Because of the constraints imposed on mobile devices, early versions of iOS did not provide user-application multitasking; only one application runs in the foreground and all other user applications are suspended. Operating system tasks were multitasked because they were written by Apple and well behaved. However, beginning with iOS 4, Apple now provides a limited form of multitasking for user applications, thus allowing a single foreground application to run concurrently with multiple background applications. (On a mobile device, the foreground application is the application currently open and appearing on the display. The background application remains in memory, but does not occupy the display screen.) The iOS 4 programming API provides support for multitasking, thus allowing a process to run in the background without being suspended. However, it is limited and only available for a limited number of application types, including applications
- running a single, finite-length task (such as completing a download of content from a network);
- receiving notifications of an event occurring (such as a new email message);
- with long-running background tasks (such as an audio player.)
Apple probably limits multitasking due to battery life and memory use concerns. The CPU certainly has the features to support multitasking, but Apple chooses to not take advantage of some of them in order to better manage resource use. Android does not place such constraints on the types of applications that can run in the background.
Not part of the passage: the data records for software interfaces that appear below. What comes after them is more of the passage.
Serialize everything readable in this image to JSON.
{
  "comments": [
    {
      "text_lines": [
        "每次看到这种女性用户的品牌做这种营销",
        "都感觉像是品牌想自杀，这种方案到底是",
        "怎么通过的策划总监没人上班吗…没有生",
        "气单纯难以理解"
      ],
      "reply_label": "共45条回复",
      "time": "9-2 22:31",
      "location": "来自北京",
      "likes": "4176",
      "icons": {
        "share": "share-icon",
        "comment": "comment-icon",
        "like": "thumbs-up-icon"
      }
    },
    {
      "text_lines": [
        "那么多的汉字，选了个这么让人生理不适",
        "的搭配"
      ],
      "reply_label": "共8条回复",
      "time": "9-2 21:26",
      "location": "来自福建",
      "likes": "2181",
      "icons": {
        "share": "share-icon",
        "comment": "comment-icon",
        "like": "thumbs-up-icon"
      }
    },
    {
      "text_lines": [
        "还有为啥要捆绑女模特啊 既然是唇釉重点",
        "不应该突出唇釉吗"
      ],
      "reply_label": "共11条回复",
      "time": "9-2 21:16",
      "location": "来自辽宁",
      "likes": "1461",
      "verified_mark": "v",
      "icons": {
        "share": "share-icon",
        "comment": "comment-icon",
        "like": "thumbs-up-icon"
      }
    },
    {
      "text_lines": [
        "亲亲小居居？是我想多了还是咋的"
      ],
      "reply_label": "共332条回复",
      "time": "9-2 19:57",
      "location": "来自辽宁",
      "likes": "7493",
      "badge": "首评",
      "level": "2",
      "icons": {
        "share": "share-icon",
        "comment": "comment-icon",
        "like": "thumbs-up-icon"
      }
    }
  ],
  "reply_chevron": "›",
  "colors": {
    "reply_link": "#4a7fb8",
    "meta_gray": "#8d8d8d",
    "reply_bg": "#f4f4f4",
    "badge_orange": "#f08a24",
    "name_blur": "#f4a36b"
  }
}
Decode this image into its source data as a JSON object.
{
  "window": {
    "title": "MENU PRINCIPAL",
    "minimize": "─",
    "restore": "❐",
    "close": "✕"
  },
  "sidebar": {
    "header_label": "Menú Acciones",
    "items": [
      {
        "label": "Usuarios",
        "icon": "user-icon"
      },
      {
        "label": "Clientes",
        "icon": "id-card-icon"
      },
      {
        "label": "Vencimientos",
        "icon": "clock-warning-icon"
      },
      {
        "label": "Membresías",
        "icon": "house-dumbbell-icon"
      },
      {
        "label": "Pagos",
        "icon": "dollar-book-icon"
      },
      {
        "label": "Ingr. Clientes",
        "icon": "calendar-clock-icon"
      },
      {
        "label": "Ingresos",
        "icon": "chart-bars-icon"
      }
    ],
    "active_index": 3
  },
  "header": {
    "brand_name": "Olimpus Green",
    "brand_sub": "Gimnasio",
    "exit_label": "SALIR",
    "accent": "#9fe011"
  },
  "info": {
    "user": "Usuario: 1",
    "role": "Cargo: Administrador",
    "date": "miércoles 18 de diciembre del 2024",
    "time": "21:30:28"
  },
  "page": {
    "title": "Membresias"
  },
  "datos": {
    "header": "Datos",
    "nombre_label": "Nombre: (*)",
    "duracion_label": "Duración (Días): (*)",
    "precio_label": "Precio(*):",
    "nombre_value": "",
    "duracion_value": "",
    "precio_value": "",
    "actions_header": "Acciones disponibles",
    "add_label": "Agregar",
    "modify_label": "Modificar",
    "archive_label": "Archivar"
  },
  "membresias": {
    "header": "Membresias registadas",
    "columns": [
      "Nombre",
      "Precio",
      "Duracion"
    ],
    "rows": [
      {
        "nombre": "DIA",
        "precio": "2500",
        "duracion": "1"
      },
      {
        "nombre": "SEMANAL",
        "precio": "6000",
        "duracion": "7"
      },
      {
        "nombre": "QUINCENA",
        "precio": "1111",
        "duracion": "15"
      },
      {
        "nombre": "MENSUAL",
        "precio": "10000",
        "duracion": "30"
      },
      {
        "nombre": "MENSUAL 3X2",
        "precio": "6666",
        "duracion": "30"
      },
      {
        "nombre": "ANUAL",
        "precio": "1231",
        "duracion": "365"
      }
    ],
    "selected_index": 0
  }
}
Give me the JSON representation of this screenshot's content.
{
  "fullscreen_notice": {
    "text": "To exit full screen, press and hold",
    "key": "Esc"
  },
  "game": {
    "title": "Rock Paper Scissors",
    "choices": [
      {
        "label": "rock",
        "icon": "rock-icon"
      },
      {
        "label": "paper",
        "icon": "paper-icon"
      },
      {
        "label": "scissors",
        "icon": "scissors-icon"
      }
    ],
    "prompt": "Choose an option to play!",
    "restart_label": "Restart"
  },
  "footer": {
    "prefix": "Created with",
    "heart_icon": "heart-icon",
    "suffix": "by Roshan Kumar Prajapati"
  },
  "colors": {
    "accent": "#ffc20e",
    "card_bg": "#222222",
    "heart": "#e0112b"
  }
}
If an application requires processing while in the background, the application must use a service, a separate application component that runs on behalf of the background process. Consider a streaming audio application: if the application moves to the background, the service continues to send audio files to the audio device driver on behalf of the background application. In fact, the service will continue to run even if the background application is suspended. Services do not have a user interface and have a small memory footprint, thus providing an efficient technique for multitasking in a mobile environment.